Nevertheless, Ian and his students came up with innovative ways of estimating and extrapolating these properties, which gave him some bones to support his thermodynamic approach. Soon thereafter (1971) he discovered a moth-balled calorimeter in the Materials Science department and he and his students began to measure the properties of silicate liquids, including their compressibilities from sound speed measurements, and their heat contents up to 1700°C. One of the best-known fruits of this work is the MELTS computer program of one of Ian’s students, Mark Ghiorso. Despite, however, his emphasis on microanalysis and experiment Ian’s research was always field-orientated and he maintained an active field programme into his 70s.

Ian Carmichael was a wonderfully generous and dedicated mentor. Almost all of his 29 PhD students hold faculty or related positions in US universities and the USGS. When I arrived as a temporary lecturer from Manchester (1973) he took me under his wing, asking “What are you working on at the moment ?”. “I’ve just had a paper accepted”, I replied. “Let me see”. Two hours later he said: “Interesting idea - but you didn’t consider many of the implications. Even though it’s accepted, withdraw it and I’ll pay the costs. You can work on the MS over the next few months while the grad students and I criticise it until it’s really ready for publication.”
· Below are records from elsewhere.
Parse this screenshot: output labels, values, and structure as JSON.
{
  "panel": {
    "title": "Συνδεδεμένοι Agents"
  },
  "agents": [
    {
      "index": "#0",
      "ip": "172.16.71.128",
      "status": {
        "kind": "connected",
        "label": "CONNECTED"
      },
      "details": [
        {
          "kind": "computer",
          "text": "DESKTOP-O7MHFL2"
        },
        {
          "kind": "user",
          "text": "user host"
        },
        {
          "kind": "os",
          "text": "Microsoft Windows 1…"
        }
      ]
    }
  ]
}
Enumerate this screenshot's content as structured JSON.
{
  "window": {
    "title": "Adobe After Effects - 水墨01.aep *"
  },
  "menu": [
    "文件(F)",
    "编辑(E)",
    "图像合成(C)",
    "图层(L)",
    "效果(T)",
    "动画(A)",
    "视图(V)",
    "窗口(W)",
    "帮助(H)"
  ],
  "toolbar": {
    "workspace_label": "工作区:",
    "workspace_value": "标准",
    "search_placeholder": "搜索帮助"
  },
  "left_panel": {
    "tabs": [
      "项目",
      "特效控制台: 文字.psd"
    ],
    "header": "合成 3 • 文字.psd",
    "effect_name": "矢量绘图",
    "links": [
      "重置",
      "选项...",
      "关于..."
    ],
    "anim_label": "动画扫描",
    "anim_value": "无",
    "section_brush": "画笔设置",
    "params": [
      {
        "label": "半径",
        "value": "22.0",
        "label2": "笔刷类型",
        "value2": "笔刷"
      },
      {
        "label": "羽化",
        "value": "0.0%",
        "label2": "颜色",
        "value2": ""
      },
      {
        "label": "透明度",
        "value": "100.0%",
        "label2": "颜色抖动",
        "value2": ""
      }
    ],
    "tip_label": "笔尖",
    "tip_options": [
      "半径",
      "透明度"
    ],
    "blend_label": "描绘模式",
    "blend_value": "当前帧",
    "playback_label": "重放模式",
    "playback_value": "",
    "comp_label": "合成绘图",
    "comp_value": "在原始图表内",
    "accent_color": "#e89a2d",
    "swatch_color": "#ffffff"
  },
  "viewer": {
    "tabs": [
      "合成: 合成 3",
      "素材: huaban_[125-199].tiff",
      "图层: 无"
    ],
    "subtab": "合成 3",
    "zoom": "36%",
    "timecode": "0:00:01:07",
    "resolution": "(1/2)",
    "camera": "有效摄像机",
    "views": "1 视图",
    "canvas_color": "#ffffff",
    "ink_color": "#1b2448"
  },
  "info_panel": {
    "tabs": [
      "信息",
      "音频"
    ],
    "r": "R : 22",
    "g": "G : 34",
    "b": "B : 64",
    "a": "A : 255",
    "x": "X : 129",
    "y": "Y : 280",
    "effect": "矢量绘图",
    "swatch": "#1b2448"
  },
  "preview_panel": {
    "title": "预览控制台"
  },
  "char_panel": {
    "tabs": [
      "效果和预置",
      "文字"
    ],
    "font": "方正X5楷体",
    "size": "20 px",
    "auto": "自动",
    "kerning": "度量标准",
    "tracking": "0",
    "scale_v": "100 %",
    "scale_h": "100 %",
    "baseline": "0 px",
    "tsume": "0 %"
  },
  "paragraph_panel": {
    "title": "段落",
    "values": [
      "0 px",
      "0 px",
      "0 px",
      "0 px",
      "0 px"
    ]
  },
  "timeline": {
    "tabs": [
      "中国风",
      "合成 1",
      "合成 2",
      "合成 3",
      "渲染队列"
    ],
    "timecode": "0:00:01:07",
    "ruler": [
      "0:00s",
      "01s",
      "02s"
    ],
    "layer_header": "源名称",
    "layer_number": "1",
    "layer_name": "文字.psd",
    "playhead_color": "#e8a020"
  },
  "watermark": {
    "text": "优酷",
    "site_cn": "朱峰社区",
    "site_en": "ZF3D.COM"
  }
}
At that time Ian was Department Chairman in Berkeley, a position he held on two separate occasions. He also spent 15 years as Associate Dean and Associate Provost at UC Berkeley, at the same time serving as Editor-in-Chief of Contributions to Mineralogy and Petrology. In 1986 he was invited to review my department at Northwestern University at a time when we feared closure. Once Ian and Karl Turekian (Yale) had reported and browbeaten the Dean, the University reprieved us, delivered a pat-on-the-back and awarded us an extra faculty position.

Ian was a Fellow of the Royal Society. His contributions were also recognised by the Bowen Award (AGU), the Day Medal (GSA,) the Murchison Medal (GSL), the Schlumberger Medal (Min. Soc., GB), and the Roebling Medal (Min. Soc. Am.).

By Bernard Wood